First, revival always involves prayer. We might put it this way: prayer has happened without widespread revival, but a widespread revival has never happened without prayer.

If we are hoping for revival, we must ask, “Who is weeping? Who is agonizing in prayer?”

Agonizing in prayer is often accompanied, in the Scriptures, with fasting as well. Fasting is a physical discipline which encourages and manifests an inward wrestling and temperance of soul. Isaiah writes, “Thus says the One who is high and lifted up, who inhabits eternity, whose name is Holy: ‘I dwell in the high and holy place, and also with him who is of a contrite and lowly spirit, to revive the spirit of the lowly, and to revive the heart of the contrite’.” (Isaiah 57:15).

Second, revival always involves repentance. This is because the very word revival presupposes a declination. One dictionary defines revival in this way:

  1. To return to life or consciousness.
  2. To impart new health, vigor, or spirit to.
  3. To return to use, currency, or notice.

Wouldn’t you love to see all of these descriptions coming true in the Church today? In the First Great Awakening, a return to new life and awareness of God’s gracious demands, along with new health and vigor and spirit imparted to the church of Jesus Christ and the gospel as it is preached resulted in Christian churches faithfully declaring and witnessing to a watching world.

If true revival comes in our day, we will not have to tell others about it; it will be evident to all who know or hear or come in contact with us. As Leonard Ravenhill observes, “You never have to advertise a fire.” It is its own advertisement!

Third, revival involves growth. This growth is both personal and numerical. When God comes to church, things happen. People start changing. Crowds start attending. Converts start appearing. Growth starts occurring.
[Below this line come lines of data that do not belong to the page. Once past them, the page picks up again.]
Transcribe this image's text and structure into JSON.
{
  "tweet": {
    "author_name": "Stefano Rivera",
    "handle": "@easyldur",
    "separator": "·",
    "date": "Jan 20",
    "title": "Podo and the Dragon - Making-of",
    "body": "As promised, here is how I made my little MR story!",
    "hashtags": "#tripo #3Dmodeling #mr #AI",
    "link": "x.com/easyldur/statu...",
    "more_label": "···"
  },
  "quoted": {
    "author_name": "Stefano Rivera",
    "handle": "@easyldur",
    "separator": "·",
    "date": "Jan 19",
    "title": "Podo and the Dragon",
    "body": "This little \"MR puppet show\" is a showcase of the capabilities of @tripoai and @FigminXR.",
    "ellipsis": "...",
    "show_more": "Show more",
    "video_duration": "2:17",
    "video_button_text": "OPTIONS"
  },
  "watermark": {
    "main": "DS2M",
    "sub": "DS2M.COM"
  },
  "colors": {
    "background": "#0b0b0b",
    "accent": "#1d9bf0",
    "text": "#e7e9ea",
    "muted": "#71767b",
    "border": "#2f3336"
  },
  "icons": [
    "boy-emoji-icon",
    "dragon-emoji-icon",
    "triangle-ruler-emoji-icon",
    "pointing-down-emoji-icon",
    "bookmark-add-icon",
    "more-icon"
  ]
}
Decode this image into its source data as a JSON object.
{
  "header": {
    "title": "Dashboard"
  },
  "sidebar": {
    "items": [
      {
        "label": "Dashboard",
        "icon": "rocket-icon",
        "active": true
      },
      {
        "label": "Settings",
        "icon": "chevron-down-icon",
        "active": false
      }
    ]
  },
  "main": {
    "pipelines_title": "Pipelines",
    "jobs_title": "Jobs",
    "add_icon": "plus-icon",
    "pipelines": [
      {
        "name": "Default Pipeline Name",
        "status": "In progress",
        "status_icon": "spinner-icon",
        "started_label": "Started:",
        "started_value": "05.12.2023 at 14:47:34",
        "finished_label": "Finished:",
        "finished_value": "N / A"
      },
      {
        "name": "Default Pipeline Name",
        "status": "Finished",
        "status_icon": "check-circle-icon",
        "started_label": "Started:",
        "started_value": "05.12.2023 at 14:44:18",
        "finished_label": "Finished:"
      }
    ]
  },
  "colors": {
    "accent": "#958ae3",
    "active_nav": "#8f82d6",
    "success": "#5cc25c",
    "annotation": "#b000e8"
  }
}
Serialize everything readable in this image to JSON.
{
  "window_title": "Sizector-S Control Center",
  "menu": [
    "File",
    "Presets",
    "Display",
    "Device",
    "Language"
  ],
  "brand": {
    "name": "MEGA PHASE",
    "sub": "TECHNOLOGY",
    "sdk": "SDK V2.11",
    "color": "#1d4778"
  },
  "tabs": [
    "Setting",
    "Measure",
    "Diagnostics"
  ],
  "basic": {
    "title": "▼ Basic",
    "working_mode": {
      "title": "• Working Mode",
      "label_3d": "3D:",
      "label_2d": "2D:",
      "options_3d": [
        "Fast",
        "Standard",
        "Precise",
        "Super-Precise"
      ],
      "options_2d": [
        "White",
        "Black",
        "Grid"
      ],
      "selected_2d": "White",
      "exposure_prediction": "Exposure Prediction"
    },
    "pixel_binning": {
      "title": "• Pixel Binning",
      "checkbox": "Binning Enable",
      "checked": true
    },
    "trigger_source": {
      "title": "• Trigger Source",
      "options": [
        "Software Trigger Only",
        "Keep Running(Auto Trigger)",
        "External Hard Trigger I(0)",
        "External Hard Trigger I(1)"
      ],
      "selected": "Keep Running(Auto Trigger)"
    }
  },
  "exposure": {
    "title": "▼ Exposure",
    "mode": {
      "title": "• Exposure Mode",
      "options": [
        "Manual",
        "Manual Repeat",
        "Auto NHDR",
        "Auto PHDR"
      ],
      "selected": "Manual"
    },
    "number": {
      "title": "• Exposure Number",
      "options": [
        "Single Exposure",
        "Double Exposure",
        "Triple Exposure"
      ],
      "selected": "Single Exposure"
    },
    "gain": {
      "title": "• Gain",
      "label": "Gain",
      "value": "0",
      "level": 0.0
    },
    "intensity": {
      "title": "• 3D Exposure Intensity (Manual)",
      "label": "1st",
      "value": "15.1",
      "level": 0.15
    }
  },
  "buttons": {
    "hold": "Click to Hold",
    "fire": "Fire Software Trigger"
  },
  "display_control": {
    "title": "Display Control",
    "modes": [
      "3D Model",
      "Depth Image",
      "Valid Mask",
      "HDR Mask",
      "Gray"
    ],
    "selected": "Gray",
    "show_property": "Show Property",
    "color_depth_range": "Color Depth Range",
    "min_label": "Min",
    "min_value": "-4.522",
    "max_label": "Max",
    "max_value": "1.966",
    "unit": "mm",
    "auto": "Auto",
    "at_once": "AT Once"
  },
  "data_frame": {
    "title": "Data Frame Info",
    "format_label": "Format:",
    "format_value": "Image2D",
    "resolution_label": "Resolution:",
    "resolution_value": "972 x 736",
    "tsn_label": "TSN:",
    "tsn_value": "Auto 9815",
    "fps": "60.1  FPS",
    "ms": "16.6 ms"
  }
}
The same labors that have faithfully been taking place for years suddenly bear countless and genuine and unmistakable fruit. The sowers are planting and watering the same seed, but God is giving an exponential and supernatural measure of growth.

It is informative and inspiring to read Benjamin Franklin’s account (being not himself a Christian) of the revival that swept America in the 1730’s, under the preaching of men like George Whitefield:
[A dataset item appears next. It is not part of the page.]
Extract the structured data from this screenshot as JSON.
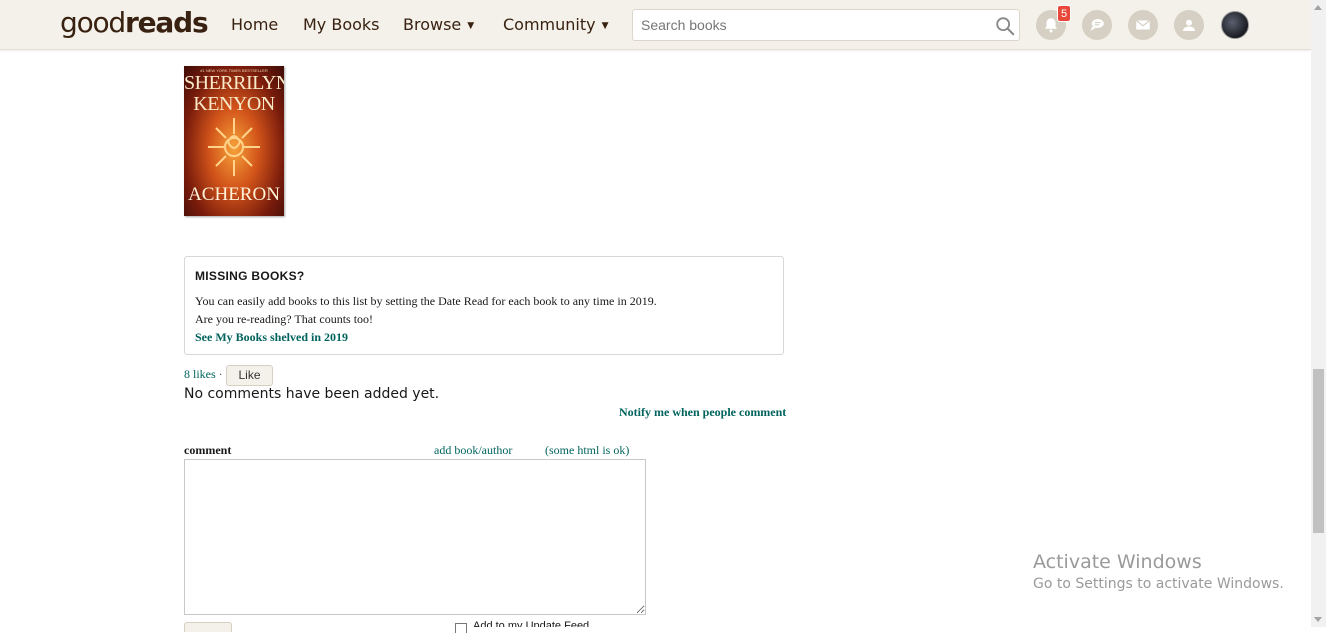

It was wonderful to see the change soon made in the manners of our inhabitants…From being thoughtless or indifferent about religion, it seemed as if all the world were growing religious, so that one could not walk through the town in an evening without hearing psalms sung in different families of every street.

Does this describe your heart’s desire, your prayers’ plea, your soul’s yearning? Then let us join together in fervent echo of David’s prayer: “Will you not revive us again, that your people may rejoice in you?” (Psalm 85:6).